Price Bailey also looked at the credit risk score of the UK haulage sector. It revealed that 33% of businesses in the sector are deemed maximum risk, up from 22% 12 months ago.

Businesses in the maximum risk category are considered at imminent risk of collapse and will find it almost impossible to access extra funding unless directors provide personal guarantees.

According to Price Bailey, a convergence of adverse factors is squeezing the haulage sector, including soaring overheads, driven by fuel and wage rises, coupled with interest rate hikes which have made servicing debt increasingly expensive.

Price Bailey says that recent policy decisions have also hit the haulage sector hard. The Bank of England interest rate began the year at 3.5% but has been hiked aggressively over the past six months finishing at 5% by the end of Q2. Many haulage businesses rely on debt to finance their fleets, premises, and even day-to-day operational costs, which has meant that debt payments have risen with each rate hike.
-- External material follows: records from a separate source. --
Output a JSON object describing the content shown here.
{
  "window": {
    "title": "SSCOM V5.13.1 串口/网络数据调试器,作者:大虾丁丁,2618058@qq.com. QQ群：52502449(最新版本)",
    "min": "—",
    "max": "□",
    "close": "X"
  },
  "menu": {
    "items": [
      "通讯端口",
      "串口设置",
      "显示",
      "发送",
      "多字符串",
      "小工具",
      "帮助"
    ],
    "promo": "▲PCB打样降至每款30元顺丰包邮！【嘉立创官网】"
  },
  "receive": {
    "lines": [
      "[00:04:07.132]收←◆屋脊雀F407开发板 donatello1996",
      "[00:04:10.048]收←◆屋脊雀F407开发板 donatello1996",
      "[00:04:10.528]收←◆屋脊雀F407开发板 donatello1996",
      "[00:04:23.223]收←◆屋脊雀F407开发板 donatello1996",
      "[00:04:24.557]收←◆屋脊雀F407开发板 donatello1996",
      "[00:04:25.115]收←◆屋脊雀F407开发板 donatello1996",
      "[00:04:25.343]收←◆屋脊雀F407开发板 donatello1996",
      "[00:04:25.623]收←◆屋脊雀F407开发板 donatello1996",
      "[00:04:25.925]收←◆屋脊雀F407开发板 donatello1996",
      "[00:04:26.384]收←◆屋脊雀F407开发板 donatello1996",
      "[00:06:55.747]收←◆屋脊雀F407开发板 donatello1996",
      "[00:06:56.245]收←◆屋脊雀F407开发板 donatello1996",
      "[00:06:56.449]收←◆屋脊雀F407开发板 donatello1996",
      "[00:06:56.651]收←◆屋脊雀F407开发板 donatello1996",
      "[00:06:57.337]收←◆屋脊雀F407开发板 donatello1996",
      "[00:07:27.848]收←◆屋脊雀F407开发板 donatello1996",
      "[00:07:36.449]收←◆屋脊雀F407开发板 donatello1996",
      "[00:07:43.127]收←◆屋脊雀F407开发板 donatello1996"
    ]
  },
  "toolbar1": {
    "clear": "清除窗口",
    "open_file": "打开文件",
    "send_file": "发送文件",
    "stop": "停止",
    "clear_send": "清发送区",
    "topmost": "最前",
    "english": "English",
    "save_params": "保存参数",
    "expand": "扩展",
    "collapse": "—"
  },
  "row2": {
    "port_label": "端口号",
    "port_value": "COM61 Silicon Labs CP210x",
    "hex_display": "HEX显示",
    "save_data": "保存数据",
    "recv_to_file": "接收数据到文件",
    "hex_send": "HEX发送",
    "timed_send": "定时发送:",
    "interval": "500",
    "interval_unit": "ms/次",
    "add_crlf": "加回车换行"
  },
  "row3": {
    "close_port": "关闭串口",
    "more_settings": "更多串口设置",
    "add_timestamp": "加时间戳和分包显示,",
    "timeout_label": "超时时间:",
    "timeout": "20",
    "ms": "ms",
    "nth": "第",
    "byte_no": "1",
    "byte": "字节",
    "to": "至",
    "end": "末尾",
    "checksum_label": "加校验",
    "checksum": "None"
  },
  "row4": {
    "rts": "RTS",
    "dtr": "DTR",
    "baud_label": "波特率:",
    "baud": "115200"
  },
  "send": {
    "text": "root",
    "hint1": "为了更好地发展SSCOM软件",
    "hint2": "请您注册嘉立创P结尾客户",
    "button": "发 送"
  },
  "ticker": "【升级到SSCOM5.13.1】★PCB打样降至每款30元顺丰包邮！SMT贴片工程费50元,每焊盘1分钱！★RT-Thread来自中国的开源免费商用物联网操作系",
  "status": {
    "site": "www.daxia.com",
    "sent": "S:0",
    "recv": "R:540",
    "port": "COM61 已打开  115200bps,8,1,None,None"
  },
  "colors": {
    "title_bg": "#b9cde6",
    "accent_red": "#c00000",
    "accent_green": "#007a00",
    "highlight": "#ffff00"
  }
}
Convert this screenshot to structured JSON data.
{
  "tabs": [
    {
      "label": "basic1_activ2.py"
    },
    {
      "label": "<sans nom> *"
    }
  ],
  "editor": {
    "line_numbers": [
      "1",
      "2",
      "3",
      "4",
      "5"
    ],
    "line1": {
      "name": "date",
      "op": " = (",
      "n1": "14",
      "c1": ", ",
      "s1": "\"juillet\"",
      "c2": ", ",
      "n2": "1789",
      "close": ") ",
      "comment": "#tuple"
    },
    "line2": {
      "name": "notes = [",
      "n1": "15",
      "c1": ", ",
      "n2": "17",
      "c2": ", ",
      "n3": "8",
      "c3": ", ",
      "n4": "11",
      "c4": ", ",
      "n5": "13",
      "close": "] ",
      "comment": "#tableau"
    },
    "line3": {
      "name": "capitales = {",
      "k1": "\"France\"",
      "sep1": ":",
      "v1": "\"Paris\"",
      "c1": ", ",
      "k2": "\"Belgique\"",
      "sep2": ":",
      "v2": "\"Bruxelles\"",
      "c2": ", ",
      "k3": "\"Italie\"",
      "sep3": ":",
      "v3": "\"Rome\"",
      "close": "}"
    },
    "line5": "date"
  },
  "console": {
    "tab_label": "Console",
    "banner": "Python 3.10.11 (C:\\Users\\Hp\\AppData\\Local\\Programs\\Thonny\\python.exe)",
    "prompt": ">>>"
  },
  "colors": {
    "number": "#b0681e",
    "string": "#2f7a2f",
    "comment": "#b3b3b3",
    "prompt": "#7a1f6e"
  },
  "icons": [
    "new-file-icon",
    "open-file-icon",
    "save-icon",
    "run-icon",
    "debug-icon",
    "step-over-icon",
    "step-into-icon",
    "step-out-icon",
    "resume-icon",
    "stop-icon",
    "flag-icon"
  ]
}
Matt Howard, head of the insolvency and recovery team at Price Bailey, said: “Business failures among hauliers are rising at a rate unheard of in more than a decade. We are seeing a perfect storm of high inflation and interest rates at a time when many haulage businesses are on life support.”

He added: “Haulage is a low-margin business. Aggressive interest rate hikes this year have really turned the screw. Many hauliers rely on debt finance to fund everything from fleet acquisition to day-to-day running costs, making them vulnerable to rising interest rates. Rising overheads as a proportion of turnover are pushing many haulage businesses into the red. Business failures are likely to continue to rise throughout the second half of the year.”

Haulage businesses to have gone bust in recent months include Mark Stewart in Humberside. In its latest accounts, made up to the end of October 2022, Mark Stewart posted a loss of £200,000. At the time, it employed 25 people. A month before Stewart’s demise, KNP went into administration. The group employed more than 750 employees and had a 350-truck, 500-trailer fleet and 55,000 square metres of distribution space.

In June, Tuffnells was forced to call in the administrators. The company has since been acquired, in part, by logistics tech platform, Shift. In the same month, Cross Transport in Birmingham also failed. The business had a fleet of 200 vehicles operating across the UK.

According to the RAC, the price of diesel has jumped by 11% since 17 July 2023, from 144.36 pence per litre to 160.44 pence per litre on 9 November 2023. Price Bailey said that that while most hauliers pass on the cost of fuel to customers, in the form of a fuel surcharge, the amount is usually reviewed monthly, meaning that sharp rises in fuel prices in a matter of weeks cannot be recovered until the following month.

Howard said: “Diesel costs fell from their peak in the summer of 2022, but they have started to rise sharply again over the last few months. Geopolitical tensions in the Middle East could accelerate that trend, which would pile more costs on embattled UK hauliers. In many cases, the fuel price rises we have seen over the last few months will have completely wiped out any profits hauliers would have made on margins of just a few per cent.”

Price Bailey also points out that the cost of new and second-hand cabs and trailers has rocketed over the past year or so with a corresponding increase in insurance costs. For example, units costing £85,000 plus VAT with three months delivery last year are now costing £115,000 with at least eight months delivery.

Source and image: Motor Transport.